Every 80 seconds a woman dies from a heart attack or stroke. Once thought to be predominantly found in men, coronary heart disease remains the leading cause of morbidity and mortality for women in the US and worldwide. There have been significant improvements in cardiovascular mortality in women in the last two decades with narrowing of outcomes between women and men which have been attributed to improved therapy for established cardiovascular disease and to primary and secondary preventive interventions. However, women are less likely to receive evidence-based care and have worse outcomes than men. Gender differences have been recognized, but vast knowledge gaps in gender differences regarding pathophysiology, clinical presentation, diagnosis, and optimal acute and chronic treatment strategies for heart attacks and co-existing or resulting complications such as heart failure remain. The AHA Scientific Statement “Acute Myocardial Infarction in Women” provides a comprehensive review of the current evidence.
At the opening plenary session of the American College of Cardiology ACC.18 meeting in Orlando, Florida, the pioneer of women’s cardiology Dr. Nanette Kass Wenger gave her inspiring Simon Dack keynote lecture on Heart Disease & Women titled “Understanding the Journey-The Past, Present and Future of CVD in Women.”
In “Steps on the journey” Dr. Wenger gave a comprehensive review of the early beginnings and showed how far we have come. Some interesting anecdotes were also shared such as that the first women’s heart disease meeting in Iowa in the 1950s was to help women prevent heart attacks in husbands.
Her impactful vision on how to expand the landscape of women’s cardiovascular health research in the next decade struck a nerve with me and made me re-think some of the concepts we are applying in academic cardiology. Dr. Wenger called for an expansion of women’s cardiovascular health research to include social determinants of health as nearly 80% of heart outcomes depend on social factors. Women’s Heart Health is not solely a medical problem and clinical research cannot happen in a vacuum in the hospital. A variety of factors contribute to women’s cardiovascular health and need to be considered for maintenance of health and cure of disease. Women’s Heart Heath needs to be extended. Factors like beliefs and behaviors, the local community, economic, environmental, ethical, legislative/political, public policy – all these social determinants need to be included in heart disease research in women.
My take away for the future was that we cannot longer compartmentalize and that programs focusing on Women’s Heart Heath need to involve all programs available- not only cardiology.

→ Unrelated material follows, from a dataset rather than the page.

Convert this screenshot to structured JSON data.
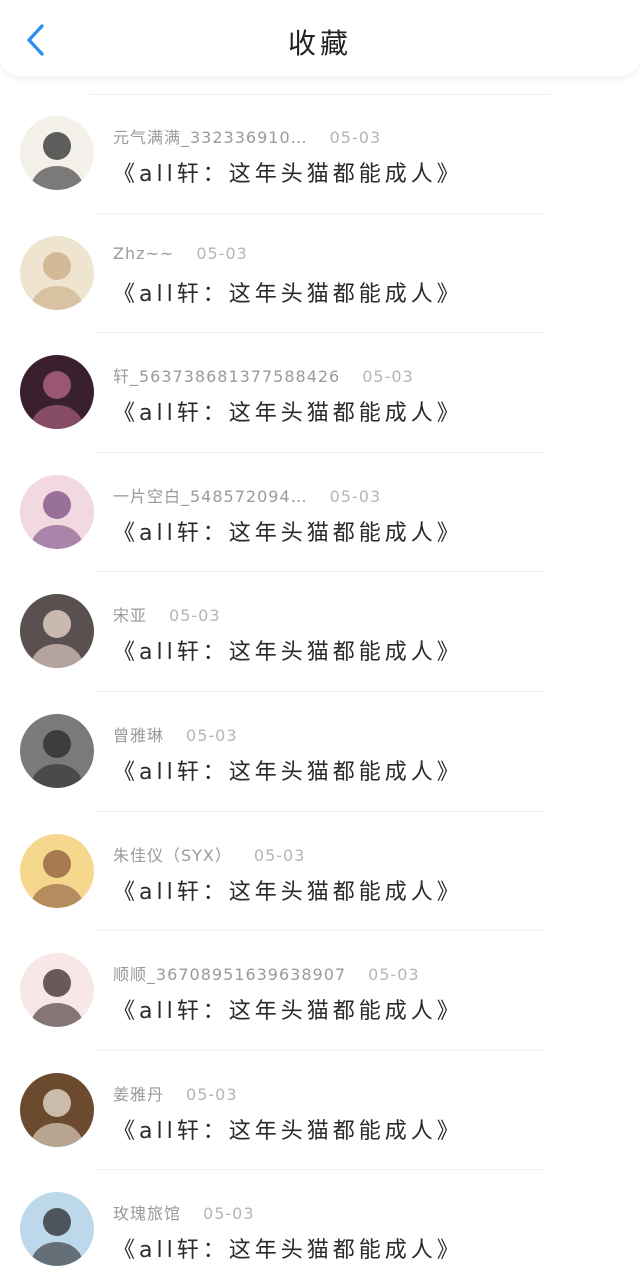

It needs to be an interdisciplinary approach to learn more about physiology, psychology and ecology of health for best outcomes and to tackle Women’s Heart Health.

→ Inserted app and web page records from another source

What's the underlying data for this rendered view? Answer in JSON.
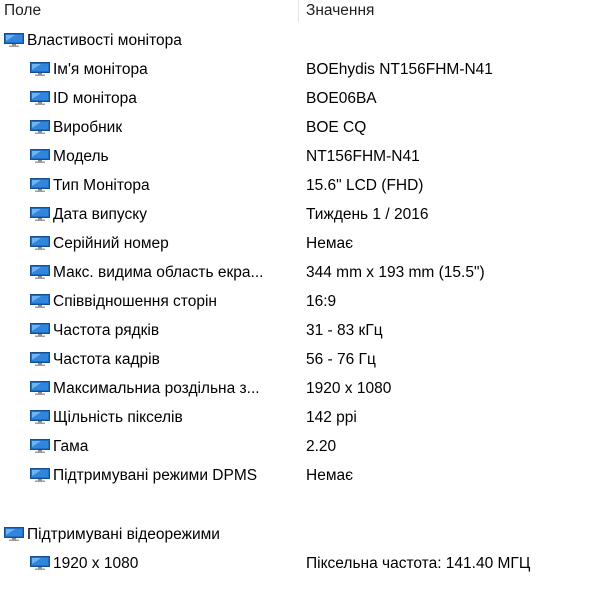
{
  "columns": {
    "field": "Поле",
    "value": "Значення"
  },
  "section_monitor": {
    "title": "Властивості монітора",
    "icon": "monitor-icon",
    "rows": [
      {
        "label": "Ім'я монітора",
        "value": "BOEhydis NT156FHM-N41"
      },
      {
        "label": "ID монітора",
        "value": "BOE06BA"
      },
      {
        "label": "Виробник",
        "value": "BOE CQ"
      },
      {
        "label": "Модель",
        "value": "NT156FHM-N41"
      },
      {
        "label": "Тип Монітора",
        "value": "15.6\" LCD (FHD)"
      },
      {
        "label": "Дата випуску",
        "value": "Тиждень 1 / 2016"
      },
      {
        "label": "Серійний номер",
        "value": "Немає"
      },
      {
        "label": "Макс. видима область екра...",
        "value": "344 mm x 193 mm (15.5\")"
      },
      {
        "label": "Співвідношення сторін",
        "value": "16:9"
      },
      {
        "label": "Частота рядків",
        "value": "31 - 83 кГц"
      },
      {
        "label": "Частота кадрів",
        "value": "56 - 76 Гц"
      },
      {
        "label": "Максимальниа роздільна з...",
        "value": "1920 x 1080"
      },
      {
        "label": "Щільність пікселів",
        "value": "142 ppi"
      },
      {
        "label": "Гама",
        "value": "2.20"
      },
      {
        "label": "Підтримувані режими DPMS",
        "value": "Немає"
      }
    ]
  },
  "section_modes": {
    "title": "Підтримувані відеорежими",
    "icon": "monitor-icon",
    "rows": [
      {
        "label": "1920 x 1080",
        "value": "Піксельна частота: 141.40 МГЦ"
      }
    ]
  },
  "colors": {
    "icon_blue": "#1f6fc5",
    "icon_light": "#6fb4f0",
    "icon_stand": "#8a8a8a"
  }
}
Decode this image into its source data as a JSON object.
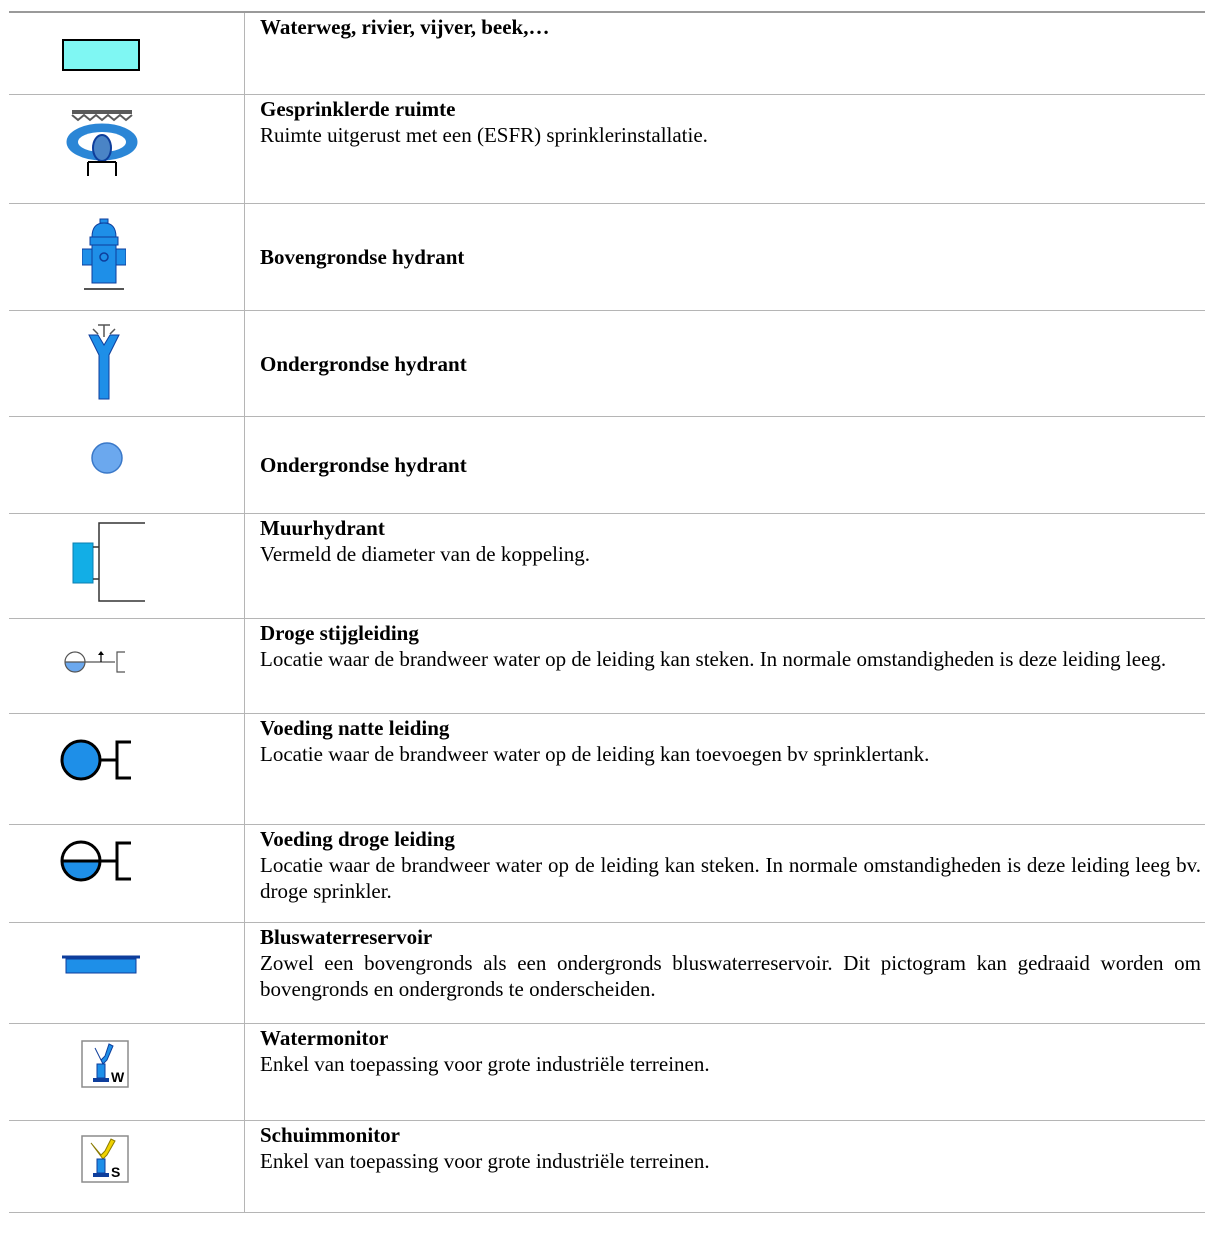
{
  "colors": {
    "water_light": "#7ff7f3",
    "blue": "#1e8fe8",
    "blue_light": "#6ba8ee",
    "cyan": "#12aee6",
    "dark_blue": "#0e3e9c",
    "yellow": "#f0d200",
    "border": "#b5b5b5"
  },
  "rows": [
    {
      "icon": "waterway-icon",
      "title": "Waterweg, rivier, vijver, beek,…",
      "desc": ""
    },
    {
      "icon": "sprinkler-icon",
      "title": "Gesprinklerde ruimte",
      "desc": "Ruimte uitgerust met een  (ESFR) sprinklerinstallatie."
    },
    {
      "icon": "aboveground-hydrant-icon",
      "title": "Bovengrondse hydrant",
      "desc": ""
    },
    {
      "icon": "underground-hydrant-icon",
      "title": "Ondergrondse hydrant",
      "desc": ""
    },
    {
      "icon": "underground-hydrant-circle-icon",
      "title": "Ondergrondse hydrant",
      "desc": ""
    },
    {
      "icon": "wall-hydrant-icon",
      "title": "Muurhydrant",
      "desc": " Vermeld de diameter van de koppeling."
    },
    {
      "icon": "dry-riser-icon",
      "title": "Droge stijgleiding",
      "desc": "Locatie waar de brandweer water op de leiding kan steken. In normale omstandigheden is deze leiding leeg."
    },
    {
      "icon": "wet-supply-icon",
      "title": "Voeding natte leiding",
      "desc": "Locatie waar de brandweer water op de leiding kan toevoegen bv sprinklertank."
    },
    {
      "icon": "dry-supply-icon",
      "title": "Voeding droge leiding",
      "desc": "Locatie waar de brandweer water op de leiding kan steken. In normale omstandigheden is deze leiding leeg bv. droge sprinkler."
    },
    {
      "icon": "reservoir-icon",
      "title": "Bluswaterreservoir",
      "desc": "Zowel een bovengronds als een ondergronds bluswaterreservoir. Dit pictogram kan gedraaid worden om bovengronds en ondergronds te onderscheiden."
    },
    {
      "icon": "water-monitor-icon",
      "title": "Watermonitor",
      "desc": "Enkel van toepassing voor grote industriële terreinen.",
      "badge": "W"
    },
    {
      "icon": "foam-monitor-icon",
      "title": "Schuimmonitor",
      "desc": "Enkel van toepassing voor grote industriële terreinen.",
      "badge": "S"
    }
  ]
}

Dr. Wenger quoted the French Victor Hugo in her inspiring lecture.
“There is nothing as powerful as an idea whose time has come.”
Histoire d’un crime, 1977

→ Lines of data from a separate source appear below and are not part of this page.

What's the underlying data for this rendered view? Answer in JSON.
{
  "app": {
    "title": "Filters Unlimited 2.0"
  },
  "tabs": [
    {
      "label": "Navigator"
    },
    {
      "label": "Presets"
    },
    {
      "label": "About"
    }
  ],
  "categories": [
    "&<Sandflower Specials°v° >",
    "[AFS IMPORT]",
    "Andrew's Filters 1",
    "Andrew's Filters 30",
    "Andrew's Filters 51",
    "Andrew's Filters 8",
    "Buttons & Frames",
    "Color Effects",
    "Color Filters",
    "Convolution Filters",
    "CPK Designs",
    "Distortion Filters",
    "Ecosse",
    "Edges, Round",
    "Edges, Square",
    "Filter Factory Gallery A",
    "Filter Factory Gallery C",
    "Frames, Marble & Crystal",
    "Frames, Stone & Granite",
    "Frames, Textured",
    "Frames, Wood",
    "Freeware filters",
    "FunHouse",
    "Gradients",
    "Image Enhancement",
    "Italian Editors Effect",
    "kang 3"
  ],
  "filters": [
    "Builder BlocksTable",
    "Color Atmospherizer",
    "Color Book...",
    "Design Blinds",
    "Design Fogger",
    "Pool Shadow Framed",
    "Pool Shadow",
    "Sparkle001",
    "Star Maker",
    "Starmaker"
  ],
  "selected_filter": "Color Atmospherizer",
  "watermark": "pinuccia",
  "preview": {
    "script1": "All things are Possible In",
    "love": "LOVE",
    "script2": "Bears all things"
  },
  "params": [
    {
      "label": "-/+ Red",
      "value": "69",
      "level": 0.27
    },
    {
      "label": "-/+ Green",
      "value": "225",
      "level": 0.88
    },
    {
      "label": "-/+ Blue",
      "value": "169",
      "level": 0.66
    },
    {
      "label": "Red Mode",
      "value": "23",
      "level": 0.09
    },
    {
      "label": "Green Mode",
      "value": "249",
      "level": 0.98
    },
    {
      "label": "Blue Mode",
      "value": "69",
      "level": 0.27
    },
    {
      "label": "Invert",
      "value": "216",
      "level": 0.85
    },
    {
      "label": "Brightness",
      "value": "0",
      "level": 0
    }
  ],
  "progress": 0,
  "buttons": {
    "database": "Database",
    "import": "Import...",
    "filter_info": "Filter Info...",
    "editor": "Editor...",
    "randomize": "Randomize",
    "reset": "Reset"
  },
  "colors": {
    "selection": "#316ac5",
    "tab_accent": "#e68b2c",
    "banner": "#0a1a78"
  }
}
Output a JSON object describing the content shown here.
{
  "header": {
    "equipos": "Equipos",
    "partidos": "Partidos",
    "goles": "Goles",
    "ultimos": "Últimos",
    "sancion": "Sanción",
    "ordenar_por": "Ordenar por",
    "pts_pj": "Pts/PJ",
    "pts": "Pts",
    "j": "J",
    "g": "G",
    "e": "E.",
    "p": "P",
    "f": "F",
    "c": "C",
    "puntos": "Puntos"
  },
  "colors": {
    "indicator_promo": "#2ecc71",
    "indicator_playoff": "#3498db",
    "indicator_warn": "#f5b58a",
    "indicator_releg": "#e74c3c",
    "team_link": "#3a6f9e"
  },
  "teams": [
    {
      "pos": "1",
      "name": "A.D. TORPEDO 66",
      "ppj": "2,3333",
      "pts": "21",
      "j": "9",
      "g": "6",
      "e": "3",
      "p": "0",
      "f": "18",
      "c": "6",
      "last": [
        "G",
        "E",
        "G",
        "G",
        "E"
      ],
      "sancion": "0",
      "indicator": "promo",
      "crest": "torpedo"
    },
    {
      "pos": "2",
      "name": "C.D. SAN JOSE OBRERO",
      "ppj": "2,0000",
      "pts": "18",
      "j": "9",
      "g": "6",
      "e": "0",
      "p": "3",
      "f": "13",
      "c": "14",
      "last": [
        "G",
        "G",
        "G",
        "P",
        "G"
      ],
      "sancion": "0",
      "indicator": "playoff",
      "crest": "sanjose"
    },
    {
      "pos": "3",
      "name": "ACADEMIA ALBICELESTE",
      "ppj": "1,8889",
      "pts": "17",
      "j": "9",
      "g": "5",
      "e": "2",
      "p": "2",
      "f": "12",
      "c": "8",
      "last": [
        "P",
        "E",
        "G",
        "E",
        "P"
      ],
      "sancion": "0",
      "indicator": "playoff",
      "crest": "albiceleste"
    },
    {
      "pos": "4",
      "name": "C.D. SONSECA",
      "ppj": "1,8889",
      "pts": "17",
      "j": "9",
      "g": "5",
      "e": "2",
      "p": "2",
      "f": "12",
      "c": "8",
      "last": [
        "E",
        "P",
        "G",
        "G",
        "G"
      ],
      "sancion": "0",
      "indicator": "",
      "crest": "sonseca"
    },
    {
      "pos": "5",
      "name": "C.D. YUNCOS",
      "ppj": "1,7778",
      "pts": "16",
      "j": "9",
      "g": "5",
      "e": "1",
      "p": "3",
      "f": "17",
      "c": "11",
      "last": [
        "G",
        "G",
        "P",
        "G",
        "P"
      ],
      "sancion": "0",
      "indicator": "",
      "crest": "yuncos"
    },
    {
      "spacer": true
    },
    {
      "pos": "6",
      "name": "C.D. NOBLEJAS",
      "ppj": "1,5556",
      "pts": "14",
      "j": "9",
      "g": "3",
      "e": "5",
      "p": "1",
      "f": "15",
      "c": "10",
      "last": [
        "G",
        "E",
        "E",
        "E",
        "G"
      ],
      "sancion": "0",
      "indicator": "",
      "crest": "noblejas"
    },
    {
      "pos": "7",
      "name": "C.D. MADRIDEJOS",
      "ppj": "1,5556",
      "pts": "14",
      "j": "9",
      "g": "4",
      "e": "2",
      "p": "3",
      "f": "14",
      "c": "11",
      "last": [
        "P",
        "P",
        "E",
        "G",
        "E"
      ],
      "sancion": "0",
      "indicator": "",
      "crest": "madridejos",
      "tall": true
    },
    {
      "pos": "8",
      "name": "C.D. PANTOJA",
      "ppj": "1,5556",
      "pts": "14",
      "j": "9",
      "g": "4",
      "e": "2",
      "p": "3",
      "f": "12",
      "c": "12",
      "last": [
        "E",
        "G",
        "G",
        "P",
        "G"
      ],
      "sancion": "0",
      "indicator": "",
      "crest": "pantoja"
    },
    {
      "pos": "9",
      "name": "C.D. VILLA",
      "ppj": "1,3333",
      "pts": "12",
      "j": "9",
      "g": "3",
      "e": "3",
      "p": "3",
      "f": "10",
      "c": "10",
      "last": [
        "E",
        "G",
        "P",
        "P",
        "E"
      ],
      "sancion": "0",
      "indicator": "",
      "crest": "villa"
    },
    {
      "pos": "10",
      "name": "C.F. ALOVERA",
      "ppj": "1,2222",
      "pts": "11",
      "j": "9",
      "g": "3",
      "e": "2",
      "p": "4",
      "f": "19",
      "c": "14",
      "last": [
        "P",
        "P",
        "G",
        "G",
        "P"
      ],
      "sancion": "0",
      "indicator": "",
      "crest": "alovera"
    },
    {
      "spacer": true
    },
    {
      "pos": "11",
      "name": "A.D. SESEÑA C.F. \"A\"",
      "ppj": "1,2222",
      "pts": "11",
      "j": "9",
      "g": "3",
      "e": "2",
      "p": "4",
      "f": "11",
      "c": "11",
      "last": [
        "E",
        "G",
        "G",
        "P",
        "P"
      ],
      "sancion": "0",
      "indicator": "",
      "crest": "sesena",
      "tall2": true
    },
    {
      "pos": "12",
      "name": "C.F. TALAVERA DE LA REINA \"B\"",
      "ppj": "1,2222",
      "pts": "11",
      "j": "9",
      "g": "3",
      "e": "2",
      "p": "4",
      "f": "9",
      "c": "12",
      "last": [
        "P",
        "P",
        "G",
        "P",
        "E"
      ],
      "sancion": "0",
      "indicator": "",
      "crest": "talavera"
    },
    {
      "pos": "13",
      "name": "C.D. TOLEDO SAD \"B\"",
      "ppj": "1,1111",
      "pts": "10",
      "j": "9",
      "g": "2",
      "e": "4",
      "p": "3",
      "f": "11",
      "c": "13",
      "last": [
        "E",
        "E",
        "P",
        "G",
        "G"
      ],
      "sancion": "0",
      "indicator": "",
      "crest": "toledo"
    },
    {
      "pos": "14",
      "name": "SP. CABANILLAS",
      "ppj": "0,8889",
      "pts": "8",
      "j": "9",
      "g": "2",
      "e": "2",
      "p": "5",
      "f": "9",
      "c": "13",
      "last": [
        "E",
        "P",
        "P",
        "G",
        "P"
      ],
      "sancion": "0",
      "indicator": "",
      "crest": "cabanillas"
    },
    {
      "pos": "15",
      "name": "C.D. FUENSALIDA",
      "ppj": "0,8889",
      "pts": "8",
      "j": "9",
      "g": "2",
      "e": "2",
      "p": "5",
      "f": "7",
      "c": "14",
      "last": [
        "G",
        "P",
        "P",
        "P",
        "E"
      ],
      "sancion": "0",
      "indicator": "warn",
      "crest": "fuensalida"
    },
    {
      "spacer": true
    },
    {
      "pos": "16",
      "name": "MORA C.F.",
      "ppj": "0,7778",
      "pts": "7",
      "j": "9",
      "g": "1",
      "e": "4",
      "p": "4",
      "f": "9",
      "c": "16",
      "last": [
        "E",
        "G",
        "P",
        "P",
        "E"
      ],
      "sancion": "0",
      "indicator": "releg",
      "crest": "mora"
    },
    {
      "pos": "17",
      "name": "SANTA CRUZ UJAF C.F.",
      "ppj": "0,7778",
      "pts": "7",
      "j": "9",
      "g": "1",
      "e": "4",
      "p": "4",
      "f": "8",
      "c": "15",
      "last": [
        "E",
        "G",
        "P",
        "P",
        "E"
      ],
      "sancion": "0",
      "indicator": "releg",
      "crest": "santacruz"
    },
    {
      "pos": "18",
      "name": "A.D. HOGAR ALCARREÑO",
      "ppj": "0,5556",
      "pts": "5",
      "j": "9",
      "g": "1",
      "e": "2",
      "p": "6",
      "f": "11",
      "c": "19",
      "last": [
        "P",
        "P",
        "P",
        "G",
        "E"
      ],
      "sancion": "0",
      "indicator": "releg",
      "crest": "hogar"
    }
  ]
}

Tanja Dudenbostel is an Internist, Hypertension Specialist within Cardiology at the University of Alabama at Birmingham where I divide my time as an Assistant Professor between clinical research and seeing patients in cardiology.